IN n the 35th year of Bungendore Wood Works, this is an important exhibition of a large number of works of high-standard furniture with many of the makers being young and upcoming – names that are new to the scene. Several prizes were awarded – all well-deserved.
The makers were given a brief: “To create a well-considered and crafted piece with saleability in a gallery context” with an “emphasis… on individually designed and made work”.
The interpretations are as broad as the number of exhibitors, as might be expected.

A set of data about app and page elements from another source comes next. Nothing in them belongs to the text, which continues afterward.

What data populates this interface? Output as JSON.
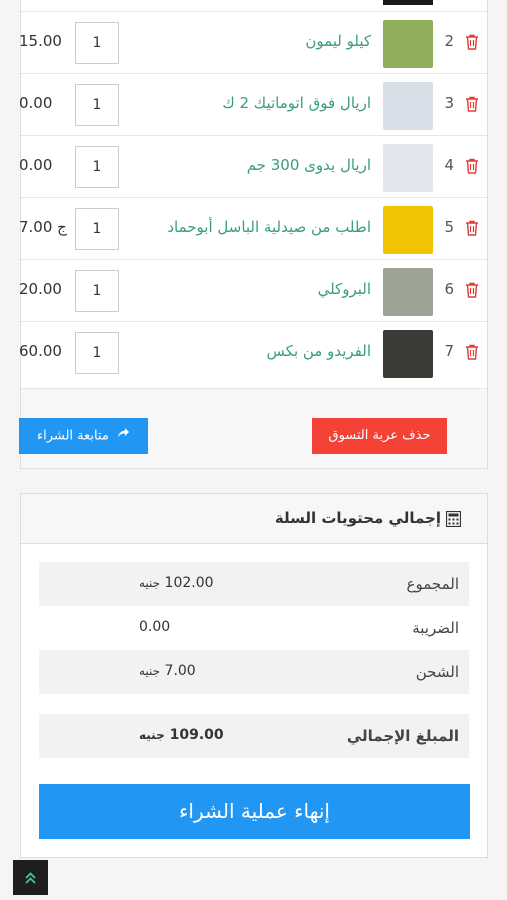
{
  "cart": {
    "items": [
      {
        "index": "2",
        "name": "كيلو ليمون",
        "qty": "1",
        "price": "15.00",
        "thumb_color": "#8fae5a"
      },
      {
        "index": "3",
        "name": "اريال فوق اتوماتيك 2 ك",
        "qty": "1",
        "price": "0.00",
        "thumb_color": "#d9dfe8"
      },
      {
        "index": "4",
        "name": "اريال يدوى 300 جم",
        "qty": "1",
        "price": "0.00",
        "thumb_color": "#e3e6ee"
      },
      {
        "index": "5",
        "name": "اطلب من صيدلية الباسل أبوحماد",
        "qty": "1",
        "price": "7.00 ج",
        "thumb_color": "#f2c300"
      },
      {
        "index": "6",
        "name": "البروكلي",
        "qty": "1",
        "price": "20.00",
        "thumb_color": "#9aa394"
      },
      {
        "index": "7",
        "name": "الفريدو من بكس",
        "qty": "1",
        "price": "60.00",
        "thumb_color": "#3a3a36"
      }
    ],
    "continue_label": "متابعة الشراء",
    "clear_label": "حذف عربة التسوق"
  },
  "summary": {
    "title": "إجمالي محتويات السلة",
    "subtotal_label": "المجموع",
    "subtotal_value": "102.00",
    "tax_label": "الضريبة",
    "tax_value": "0.00",
    "shipping_label": "الشحن",
    "shipping_value": "7.00",
    "total_label": "المبلغ الإجمالي",
    "total_value": "109.00",
    "currency": "جنيه",
    "checkout_label": "إنهاء عملية الشراء"
  },
  "colors": {
    "primary": "#2196f3",
    "danger": "#f44336",
    "product_link": "#3a9e7a"
  },
  "icons": [
    "trash-icon",
    "share-icon",
    "calculator-icon",
    "chevron-up-icon"
  ]
}
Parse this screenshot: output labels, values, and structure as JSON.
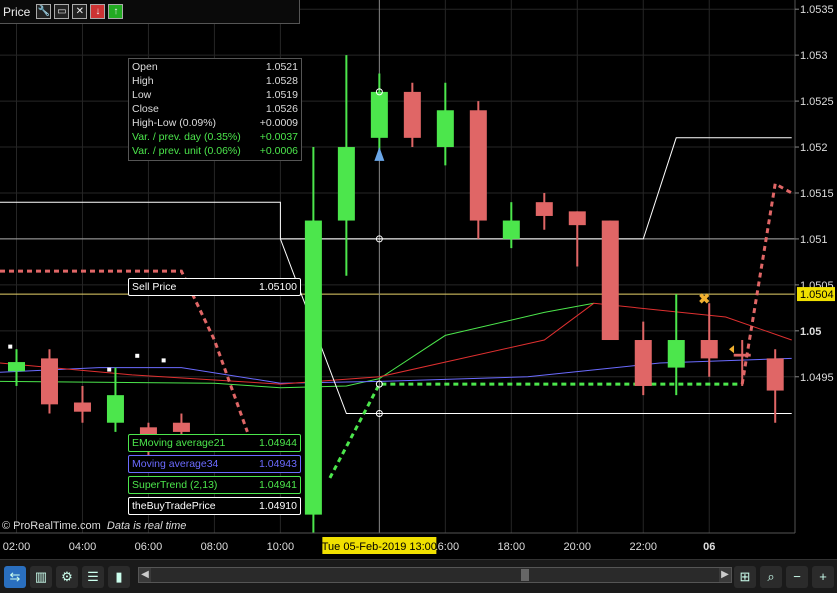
{
  "toolbar": {
    "title": "Price"
  },
  "credit": {
    "site": "© ProRealTime.com",
    "note": "Data is real time"
  },
  "info_panel": {
    "rows": [
      {
        "label": "Open",
        "value": "1.0521"
      },
      {
        "label": "High",
        "value": "1.0528"
      },
      {
        "label": "Low",
        "value": "1.0519"
      },
      {
        "label": "Close",
        "value": "1.0526"
      },
      {
        "label": "High-Low (0.09%)",
        "value": "+0.0009"
      },
      {
        "label": "Var. / prev. day (0.35%)",
        "value": "+0.0037"
      },
      {
        "label": "Var. / prev. unit (0.06%)",
        "value": "+0.0006"
      }
    ]
  },
  "indicator_labels": [
    {
      "label": "Sell Price",
      "value": "1.05100",
      "color": "#ffffff"
    },
    {
      "label": "EMoving average21",
      "value": "1.04944",
      "color": "#4ce64c"
    },
    {
      "label": "Moving average34",
      "value": "1.04943",
      "color": "#6b6bff"
    },
    {
      "label": "SuperTrend (2,13)",
      "value": "1.04941",
      "color": "#4ce64c"
    },
    {
      "label": "theBuyTradePrice",
      "value": "1.04910",
      "color": "#ffffff"
    }
  ],
  "chart_data": {
    "type": "candlestick",
    "title": "",
    "ylim": [
      1.0478,
      1.0536
    ],
    "y_ticks": [
      "1.0535",
      "1.053",
      "1.0525",
      "1.052",
      "1.0515",
      "1.051",
      "1.0505",
      "1.05",
      "1.0495"
    ],
    "y_tick_values": [
      1.0535,
      1.053,
      1.0525,
      1.052,
      1.0515,
      1.051,
      1.0505,
      1.05,
      1.0495
    ],
    "x_ticks": [
      "02:00",
      "04:00",
      "06:00",
      "08:00",
      "10:00",
      "16:00",
      "18:00",
      "20:00",
      "22:00",
      "06"
    ],
    "crosshair_label": "Tue 05-Feb-2019 13:00",
    "current_price": "1.0504",
    "up_color": "#4ce64c",
    "down_color": "#e06666",
    "candles": [
      {
        "t": 1,
        "o": 1.04956,
        "h": 1.0498,
        "l": 1.0494,
        "c": 1.04966
      },
      {
        "t": 3,
        "o": 1.0497,
        "h": 1.0498,
        "l": 1.0491,
        "c": 1.0492
      },
      {
        "t": 5,
        "o": 1.04922,
        "h": 1.0494,
        "l": 1.049,
        "c": 1.04912
      },
      {
        "t": 7,
        "o": 1.049,
        "h": 1.0496,
        "l": 1.0489,
        "c": 1.0493
      },
      {
        "t": 9,
        "o": 1.04895,
        "h": 1.049,
        "l": 1.0486,
        "c": 1.0488
      },
      {
        "t": 11,
        "o": 1.049,
        "h": 1.0491,
        "l": 1.0487,
        "c": 1.0489
      },
      {
        "t": 19,
        "o": 1.048,
        "h": 1.052,
        "l": 1.0478,
        "c": 1.0512
      },
      {
        "t": 21,
        "o": 1.0512,
        "h": 1.053,
        "l": 1.0506,
        "c": 1.052
      },
      {
        "t": 23,
        "o": 1.0521,
        "h": 1.0528,
        "l": 1.0519,
        "c": 1.0526
      },
      {
        "t": 25,
        "o": 1.0526,
        "h": 1.0527,
        "l": 1.052,
        "c": 1.0521
      },
      {
        "t": 27,
        "o": 1.052,
        "h": 1.0527,
        "l": 1.0518,
        "c": 1.0524
      },
      {
        "t": 29,
        "o": 1.0524,
        "h": 1.0525,
        "l": 1.051,
        "c": 1.0512
      },
      {
        "t": 31,
        "o": 1.051,
        "h": 1.0514,
        "l": 1.0509,
        "c": 1.0512
      },
      {
        "t": 33,
        "o": 1.0514,
        "h": 1.0515,
        "l": 1.0511,
        "c": 1.05125
      },
      {
        "t": 35,
        "o": 1.0513,
        "h": 1.0513,
        "l": 1.0507,
        "c": 1.05115
      },
      {
        "t": 37,
        "o": 1.0512,
        "h": 1.0512,
        "l": 1.0499,
        "c": 1.0499
      },
      {
        "t": 39,
        "o": 1.0499,
        "h": 1.0501,
        "l": 1.0493,
        "c": 1.0494
      },
      {
        "t": 41,
        "o": 1.0496,
        "h": 1.0504,
        "l": 1.0493,
        "c": 1.0499
      },
      {
        "t": 43,
        "o": 1.0499,
        "h": 1.0503,
        "l": 1.0495,
        "c": 1.0497
      },
      {
        "t": 45,
        "o": 1.04975,
        "h": 1.0499,
        "l": 1.0494,
        "c": 1.04972
      },
      {
        "t": 47,
        "o": 1.0497,
        "h": 1.0498,
        "l": 1.049,
        "c": 1.04935
      }
    ],
    "series": [
      {
        "name": "EMoving average21",
        "color": "#4ce64c",
        "points": [
          [
            0,
            1.04945
          ],
          [
            13,
            1.04943
          ],
          [
            17,
            1.04938
          ],
          [
            21,
            1.0494
          ],
          [
            23,
            1.04948
          ],
          [
            27,
            1.04995
          ],
          [
            33,
            1.0502
          ],
          [
            36,
            1.0503
          ]
        ]
      },
      {
        "name": "Moving average34",
        "color": "#6b6bff",
        "points": [
          [
            0,
            1.04955
          ],
          [
            6,
            1.0496
          ],
          [
            11,
            1.0496
          ],
          [
            17,
            1.04943
          ],
          [
            23,
            1.04945
          ],
          [
            32,
            1.0495
          ],
          [
            40,
            1.04965
          ],
          [
            48,
            1.0497
          ]
        ]
      },
      {
        "name": "EMA red",
        "color": "#e03030",
        "points": [
          [
            0,
            1.04965
          ],
          [
            8,
            1.04952
          ],
          [
            17,
            1.04942
          ],
          [
            23,
            1.0495
          ],
          [
            33,
            1.0499
          ],
          [
            36,
            1.0503
          ],
          [
            44,
            1.05015
          ],
          [
            48,
            1.0499
          ]
        ]
      },
      {
        "name": "Sell Price",
        "color": "#ffffff",
        "points": [
          [
            0,
            1.0514
          ],
          [
            17,
            1.0514
          ],
          [
            17,
            1.051
          ],
          [
            39,
            1.051
          ],
          [
            41,
            1.0521
          ],
          [
            48,
            1.0521
          ]
        ]
      },
      {
        "name": "theBuyTradePrice",
        "color": "#ffffff",
        "points": [
          [
            17,
            1.051
          ],
          [
            21,
            1.0491
          ],
          [
            48,
            1.0491
          ]
        ]
      }
    ],
    "supertrend_red": [
      [
        0,
        1.05065
      ],
      [
        11,
        1.05065
      ],
      [
        13,
        1.0499
      ],
      [
        15,
        1.0489
      ]
    ],
    "supertrend_green": [
      [
        20,
        1.0484
      ],
      [
        23,
        1.04942
      ],
      [
        45,
        1.04942
      ]
    ],
    "supertrend_red2": [
      [
        45,
        1.04942
      ],
      [
        47,
        1.0516
      ],
      [
        48,
        1.0515
      ]
    ]
  }
}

Will Matthysen, who regularly exhibits at Bungendore Wood Works, won the Felder Award for Fine Furniture for an eight day Wall Clock in fiddleback blackwood, sycamore, Huon pine and ancient redgum. I am always in awe that such fine, working parts can be made from wood. It combines the beauty of a work of art and the functionality of a wall clock.
Several outstanding works are on exhibit. Damien Wright uses ancient redgum for a long, plain sideboard with the title of “Tread Lightly”. The dark timber is one Wright uses frequently and in this case the base of the drawer pulls, and the four tiny feet are cased in sterling silver. They catch the light and despite its size, it appears to float.
Many of the pieces exhibited are drinks cabinets – perhaps not surprising, as it is an occasional piece of furniture that can be added to a room and have a presence. In most examples, the cases are suspended reducing the heavy appearance of a full length cupboard.
Helmut Lueckenhausen is exhibiting two works, “Barong Watching” and “Garuda Amongst the Reeds”. They are of different sizes but are similar in design and materials. Lueckenhausen draws his inspiration from the natural world, often using animal-like forms. Several fan-like leaves rise from the top and are extended beneath the case as reeds might in a waterway.
Furniture designer/maker Adrian Potter donated a prize for a winning chair, identified as The George Ingham Fine Chair Making Award. This was won by Bernard Chandley for “CoCo” armchair in kiln-fired white oak and locally grown elm. It is a lyrical form, based on a traditional style.
There are more than 70 works in this exhibition – far too many to discuss here so I strongly urge anyone interested in fine furniture that will last for centuries to visit this major exhibition.